Tuesday marks the release of Eidos-Montréal’s newest adventure, Marvel’s Guardians of the Galaxy, where players take control of Star-Lord and his space-faring crew of misfits. In the lead-up to launch, the developers have posted a new blog covering everything you’ll find in the game’s settings menus, including a bevy of adjustable accessibility options.
To find the complete list of options and settings, look right here. In it, you’ll find some pretty standard toggles like camera controls, keybindings on PC, audio adjustments, and so on. However, there are some toggles and sliders in GOTG which go much deeper. Subtitles can have different sized fonts, letter spacing, backgrounds, and background colors. Game difficulty includes Easy, Intended (a very good name for the default difficulty), and Hard modes with a fourth option which lets you go granular on the kind of play experience you want with Custom.
Having a customizable difficulty mode is a great idea. Not everyone wants to or can play a game as the developers intended it. Eidos-Montreal has added sliders for how much damage you deal, how much damage Star-Lord takes, and even how much ammo Elemental weapons consume. Here are some of the other changes you can make in Custom difficulty:
Guardians Mode Slowdown – Slider. This value represents how much time is slowed down when you are in Guardians mode. The higher the value, the greater the slow down. 1 represents a complete pause, while 0 is no slow down at all.
Huddle Auto-Win – On/Off. If this setting is on, you will not be presented with a choice wheel during the Huddle sequences, and the correct answer will be automatically selected.
Death Gate – Very Easy to Very Hard.

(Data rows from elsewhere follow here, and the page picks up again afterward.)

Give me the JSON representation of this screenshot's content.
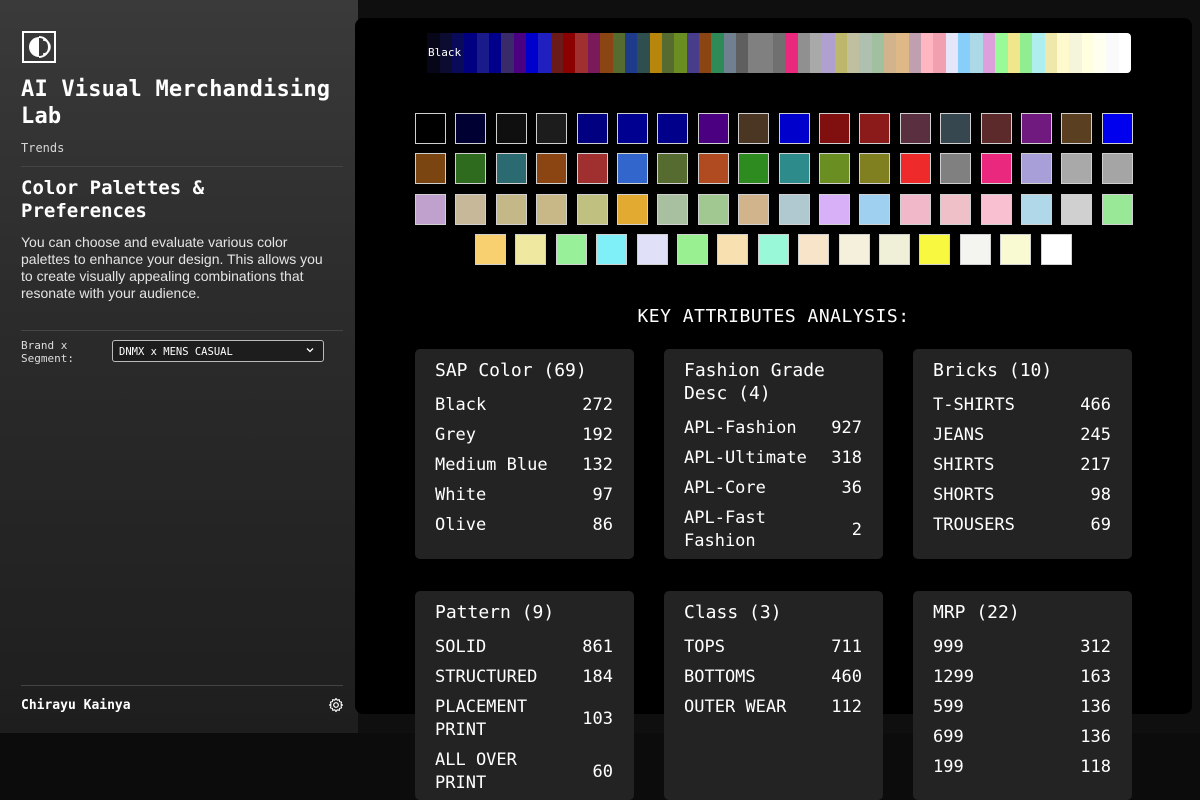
{
  "sidebar": {
    "app_title": "AI Visual Merchandising Lab",
    "breadcrumb": "Trends",
    "section_title": "Color Palettes & Preferences",
    "section_description": "You can choose and evaluate various color palettes to enhance your design. This allows you to create visually appealing combinations that resonate with your audience.",
    "brand_label": "Brand x Segment:",
    "brand_value": "DNMX x MENS CASUAL",
    "user_name": "Chirayu Kainya"
  },
  "main": {
    "gradient_label": "Black",
    "gradient_colors": [
      "#000000",
      "#060618",
      "#0c0c30",
      "#0a0a5a",
      "#000080",
      "#1a1a8a",
      "#00008b",
      "#3a2a6a",
      "#4b0082",
      "#0000cd",
      "#2020c0",
      "#6b1a1a",
      "#8b0000",
      "#a03030",
      "#7a1a5a",
      "#8b4513",
      "#556b2f",
      "#1e3a8a",
      "#2f4f4f",
      "#b8860b",
      "#556b2f",
      "#6b8e23",
      "#483d8b",
      "#8b4513",
      "#2e8b57",
      "#708090",
      "#5f5f5f",
      "#808080",
      "#808080",
      "#707070",
      "#e9287e",
      "#909090",
      "#a9a9a9",
      "#b0a0d0",
      "#bdb76b",
      "#c0c0a0",
      "#b0c0b0",
      "#a0c0a0",
      "#d2b48c",
      "#deb887",
      "#c0a0b0",
      "#ffb6c1",
      "#f0a0b0",
      "#e6e6fa",
      "#87cefa",
      "#add8e6",
      "#dda0dd",
      "#98fb98",
      "#f0e68c",
      "#90ee90",
      "#afeeee",
      "#eee8aa",
      "#fffacd",
      "#f5f5dc",
      "#ffffe0",
      "#fffff0",
      "#fafafa",
      "#ffffff"
    ],
    "swatches": [
      [
        "#000000",
        "#000033",
        "#0f0f0f",
        "#1c1c1c",
        "#000080",
        "#000090",
        "#00008b",
        "#4b0082",
        "#4a3623",
        "#0000cd",
        "#801010",
        "#8b1a1a",
        "#5a3040",
        "#37474f",
        "#5c2a2a",
        "#701a80",
        "#5a4020",
        "#0000ee"
      ],
      [
        "#7a4510",
        "#2e6b1e",
        "#2a6a70",
        "#8b4513",
        "#a03030",
        "#3366cc",
        "#556b2f",
        "#b04a20",
        "#2e8b20",
        "#2e8b8b",
        "#6b8e23",
        "#808020",
        "#ee2a2a",
        "#808080",
        "#e9287e",
        "#a99fd8",
        "#a9a9a9",
        "#a5a5a5"
      ],
      [
        "#c0a0cc",
        "#c8b89a",
        "#c5b888",
        "#c8b888",
        "#c0c080",
        "#e2aa30",
        "#a8c0a0",
        "#a0c890",
        "#d2b48c",
        "#b0c8d0",
        "#d8b0f8",
        "#a0d0f0",
        "#f0b8c8",
        "#f0c0c8",
        "#f8c0d0",
        "#b0d8e8",
        "#d0d0d0",
        "#98e898"
      ],
      [
        "#f8d070",
        "#eee8a0",
        "#98f098",
        "#80f0f8",
        "#e0e0f8",
        "#98f090",
        "#f8e0b0",
        "#98f8d8",
        "#f8e4c8",
        "#f4f0dc",
        "#f0f0d8",
        "#f8f840",
        "#f4f4f0",
        "#fafad2",
        "#ffffff"
      ]
    ],
    "key_attributes_title": "KEY ATTRIBUTES ANALYSIS:",
    "cards": [
      {
        "title": "SAP Color (69)",
        "rows": [
          [
            "Black",
            "272"
          ],
          [
            "Grey",
            "192"
          ],
          [
            "Medium Blue",
            "132"
          ],
          [
            "White",
            "97"
          ],
          [
            "Olive",
            "86"
          ]
        ]
      },
      {
        "title": "Fashion Grade Desc (4)",
        "rows": [
          [
            "APL-Fashion",
            "927"
          ],
          [
            "APL-Ultimate",
            "318"
          ],
          [
            "APL-Core",
            "36"
          ],
          [
            "APL-Fast Fashion",
            "2"
          ]
        ]
      },
      {
        "title": "Bricks (10)",
        "rows": [
          [
            "T-SHIRTS",
            "466"
          ],
          [
            "JEANS",
            "245"
          ],
          [
            "SHIRTS",
            "217"
          ],
          [
            "SHORTS",
            "98"
          ],
          [
            "TROUSERS",
            "69"
          ]
        ]
      },
      {
        "title": "Pattern (9)",
        "rows": [
          [
            "SOLID",
            "861"
          ],
          [
            "STRUCTURED",
            "184"
          ],
          [
            "PLACEMENT PRINT",
            "103"
          ],
          [
            "ALL OVER PRINT",
            "60"
          ]
        ]
      },
      {
        "title": "Class (3)",
        "rows": [
          [
            "TOPS",
            "711"
          ],
          [
            "BOTTOMS",
            "460"
          ],
          [
            "OUTER WEAR",
            "112"
          ]
        ]
      },
      {
        "title": "MRP (22)",
        "rows": [
          [
            "999",
            "312"
          ],
          [
            "1299",
            "163"
          ],
          [
            "599",
            "136"
          ],
          [
            "699",
            "136"
          ],
          [
            "199",
            "118"
          ]
        ]
      }
    ]
  }
}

The number of times a player needs to be hit before dying after reaching 0 HP, as well as the length of time a player is in danger before they recover.
Objects Outline – On/Off. If this setting is turned Off, the white outline around objects interactable by the Guardians is turned off. More observation will be required, calling for regular use of your visor to identify opportunities for interactions.
Additional accessibility options include changing input delay for target switching, lock-on settings, and even a choice to auto-win quick time events. There seems to be plenty of things to tweak to make for a more accessible Guardians experience. If you’re looking for even more information on gaming accessibility, check out the Accessible Games Database, which catalogs games with settings that can make playing games possible for more people.
What do you think about these options? Are there any accessibility settings missing that you’d like to see in a future update or added to games in general? Give us your feedback in the comments!